__Supplied material__
Segment Open
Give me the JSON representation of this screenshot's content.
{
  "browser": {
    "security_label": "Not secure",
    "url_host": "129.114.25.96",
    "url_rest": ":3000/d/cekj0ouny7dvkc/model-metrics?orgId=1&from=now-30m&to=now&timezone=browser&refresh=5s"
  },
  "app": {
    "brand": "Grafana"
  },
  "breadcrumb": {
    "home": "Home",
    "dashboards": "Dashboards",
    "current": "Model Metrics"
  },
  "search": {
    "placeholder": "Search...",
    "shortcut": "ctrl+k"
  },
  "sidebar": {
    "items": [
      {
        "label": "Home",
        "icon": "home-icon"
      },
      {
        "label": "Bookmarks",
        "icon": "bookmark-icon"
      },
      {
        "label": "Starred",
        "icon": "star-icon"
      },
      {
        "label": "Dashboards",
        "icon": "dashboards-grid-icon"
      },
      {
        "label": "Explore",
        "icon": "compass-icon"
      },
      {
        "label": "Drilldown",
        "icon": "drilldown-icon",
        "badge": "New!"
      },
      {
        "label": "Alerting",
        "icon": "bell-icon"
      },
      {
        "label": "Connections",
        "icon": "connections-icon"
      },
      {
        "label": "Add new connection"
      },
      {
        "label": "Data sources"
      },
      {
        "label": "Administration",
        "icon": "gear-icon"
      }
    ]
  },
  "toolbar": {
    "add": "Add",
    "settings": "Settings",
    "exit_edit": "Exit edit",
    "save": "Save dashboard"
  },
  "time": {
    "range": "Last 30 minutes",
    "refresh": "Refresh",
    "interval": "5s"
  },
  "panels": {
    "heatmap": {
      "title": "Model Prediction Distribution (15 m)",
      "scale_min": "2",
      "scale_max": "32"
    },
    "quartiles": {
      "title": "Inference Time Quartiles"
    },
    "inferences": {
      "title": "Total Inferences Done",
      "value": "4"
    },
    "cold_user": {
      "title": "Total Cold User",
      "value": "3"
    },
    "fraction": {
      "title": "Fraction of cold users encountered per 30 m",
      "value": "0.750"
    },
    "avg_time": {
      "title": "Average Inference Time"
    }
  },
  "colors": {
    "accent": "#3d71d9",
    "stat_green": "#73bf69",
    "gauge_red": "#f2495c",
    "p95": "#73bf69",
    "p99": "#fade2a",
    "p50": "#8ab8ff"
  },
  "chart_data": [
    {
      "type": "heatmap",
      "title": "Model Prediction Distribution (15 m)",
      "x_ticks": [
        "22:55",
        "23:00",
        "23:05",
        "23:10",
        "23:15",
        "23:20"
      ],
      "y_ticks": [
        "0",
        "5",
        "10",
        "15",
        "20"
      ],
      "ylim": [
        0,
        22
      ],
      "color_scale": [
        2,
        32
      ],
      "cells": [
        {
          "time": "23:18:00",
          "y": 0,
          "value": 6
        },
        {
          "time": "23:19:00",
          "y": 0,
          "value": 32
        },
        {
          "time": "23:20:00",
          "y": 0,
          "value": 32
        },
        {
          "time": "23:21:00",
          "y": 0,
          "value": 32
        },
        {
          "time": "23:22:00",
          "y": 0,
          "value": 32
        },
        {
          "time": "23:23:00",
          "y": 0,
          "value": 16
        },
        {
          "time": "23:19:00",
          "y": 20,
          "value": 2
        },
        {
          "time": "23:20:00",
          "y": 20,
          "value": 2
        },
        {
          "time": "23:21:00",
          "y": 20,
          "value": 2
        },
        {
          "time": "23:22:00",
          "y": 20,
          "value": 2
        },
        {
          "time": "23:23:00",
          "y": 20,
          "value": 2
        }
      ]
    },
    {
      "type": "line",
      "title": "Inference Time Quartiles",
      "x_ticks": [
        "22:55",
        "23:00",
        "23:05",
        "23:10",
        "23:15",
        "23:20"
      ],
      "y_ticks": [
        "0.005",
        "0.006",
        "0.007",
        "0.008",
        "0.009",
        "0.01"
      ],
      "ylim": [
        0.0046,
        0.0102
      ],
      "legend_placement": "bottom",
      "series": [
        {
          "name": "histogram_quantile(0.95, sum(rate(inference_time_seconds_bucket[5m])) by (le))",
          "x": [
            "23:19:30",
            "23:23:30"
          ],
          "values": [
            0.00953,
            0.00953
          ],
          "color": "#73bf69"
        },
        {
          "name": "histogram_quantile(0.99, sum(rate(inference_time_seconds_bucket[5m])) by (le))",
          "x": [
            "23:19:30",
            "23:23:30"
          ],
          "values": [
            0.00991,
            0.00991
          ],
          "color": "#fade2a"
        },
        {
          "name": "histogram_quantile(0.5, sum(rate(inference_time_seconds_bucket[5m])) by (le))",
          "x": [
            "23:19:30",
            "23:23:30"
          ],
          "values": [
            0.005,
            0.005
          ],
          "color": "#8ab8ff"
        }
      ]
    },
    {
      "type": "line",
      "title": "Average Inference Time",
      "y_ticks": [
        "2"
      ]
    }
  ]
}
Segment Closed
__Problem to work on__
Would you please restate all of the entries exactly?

__Completed exercise__
Give me the JSON representation of this screenshot's content.
{
  "browser": {
    "security_label": "Not secure",
    "url_host": "129.114.25.96",
    "url_rest": ":3000/d/cekj0ouny7dvkc/model-metrics?orgId=1&from=now-30m&to=now&timezone=browser&refresh=5s"
  },
  "app": {
    "brand": "Grafana"
  },
  "breadcrumb": {
    "home": "Home",
    "dashboards": "Dashboards",
    "current": "Model Metrics"
  },
  "search": {
    "placeholder": "Search...",
    "shortcut": "ctrl+k"
  },
  "sidebar": {
    "items": [
      {
        "label": "Home",
        "icon": "home-icon"
      },
      {
        "label": "Bookmarks",
        "icon": "bookmark-icon"
      },
      {
        "label": "Starred",
        "icon": "star-icon"
      },
      {
        "label": "Dashboards",
        "icon": "dashboards-grid-icon"
      },
      {
        "label": "Explore",
        "icon": "compass-icon"
      },
      {
        "label": "Drilldown",
        "icon": "drilldown-icon",
        "badge": "New!"
      },
      {
        "label": "Alerting",
        "icon": "bell-icon"
      },
      {
        "label": "Connections",
        "icon": "connections-icon"
      },
      {
        "label": "Add new connection"
      },
      {
        "label": "Data sources"
      },
      {
        "label": "Administration",
        "icon": "gear-icon"
      }
    ]
  },
  "toolbar": {
    "add": "Add",
    "settings": "Settings",
    "exit_edit": "Exit edit",
    "save": "Save dashboard"
  },
  "time": {
    "range": "Last 30 minutes",
    "refresh": "Refresh",
    "interval": "5s"
  },
  "panels": {
    "heatmap": {
      "title": "Model Prediction Distribution (15 m)",
      "scale_min": "2",
      "scale_max": "32"
    },
    "quartiles": {
      "title": "Inference Time Quartiles"
    },
    "inferences": {
      "title": "Total Inferences Done",
      "value": "4"
    },
    "cold_user": {
      "title": "Total Cold User",
      "value": "3"
    },
    "fraction": {
      "title": "Fraction of cold users encountered per 30 m",
      "value": "0.750"
    },
    "avg_time": {
      "title": "Average Inference Time"
    }
  },
  "colors": {
    "accent": "#3d71d9",
    "stat_green": "#73bf69",
    "gauge_red": "#f2495c",
    "p95": "#73bf69",
    "p99": "#fade2a",
    "p50": "#8ab8ff"
  },
  "chart_data": [
    {
      "type": "heatmap",
      "title": "Model Prediction Distribution (15 m)",
      "x_ticks": [
        "22:55",
        "23:00",
        "23:05",
        "23:10",
        "23:15",
        "23:20"
      ],
      "y_ticks": [
        "0",
        "5",
        "10",
        "15",
        "20"
      ],
      "ylim": [
        0,
        22
      ],
      "color_scale": [
        2,
        32
      ],
      "cells": [
        {
          "time": "23:18:00",
          "y": 0,
          "value": 6
        },
        {
          "time": "23:19:00",
          "y": 0,
          "value": 32
        },
        {
          "time": "23:20:00",
          "y": 0,
          "value": 32
        },
        {
          "time": "23:21:00",
          "y": 0,
          "value": 32
        },
        {
          "time": "23:22:00",
          "y": 0,
          "value": 32
        },
        {
          "time": "23:23:00",
          "y": 0,
          "value": 16
        },
        {
          "time": "23:19:00",
          "y": 20,
          "value": 2
        },
        {
          "time": "23:20:00",
          "y": 20,
          "value": 2
        },
        {
          "time": "23:21:00",
          "y": 20,
          "value": 2
        },
        {
          "time": "23:22:00",
          "y": 20,
          "value": 2
        },
        {
          "time": "23:23:00",
          "y": 20,
          "value": 2
        }
      ]
    },
    {
      "type": "line",
      "title": "Inference Time Quartiles",
      "x_ticks": [
        "22:55",
        "23:00",
        "23:05",
        "23:10",
        "23:15",
        "23:20"
      ],
      "y_ticks": [
        "0.005",
        "0.006",
        "0.007",
        "0.008",
        "0.009",
        "0.01"
      ],
      "ylim": [
        0.0046,
        0.0102
      ],
      "legend_placement": "bottom",
      "series": [
        {
          "name": "histogram_quantile(0.95, sum(rate(inference_time_seconds_bucket[5m])) by (le))",
          "x": [
            "23:19:30",
            "23:23:30"
          ],
          "values": [
            0.00953,
            0.00953
          ],
          "color": "#73bf69"
        },
        {
          "name": "histogram_quantile(0.99, sum(rate(inference_time_seconds_bucket[5m])) by (le))",
          "x": [
            "23:19:30",
            "23:23:30"
          ],
          "values": [
            0.00991,
            0.00991
          ],
          "color": "#fade2a"
        },
        {
          "name": "histogram_quantile(0.5, sum(rate(inference_time_seconds_bucket[5m])) by (le))",
          "x": [
            "23:19:30",
            "23:23:30"
          ],
          "values": [
            0.005,
            0.005
          ],
          "color": "#8ab8ff"
        }
      ]
    },
    {
      "type": "line",
      "title": "Average Inference Time",
      "y_ticks": [
        "2"
      ]
    }
  ]
}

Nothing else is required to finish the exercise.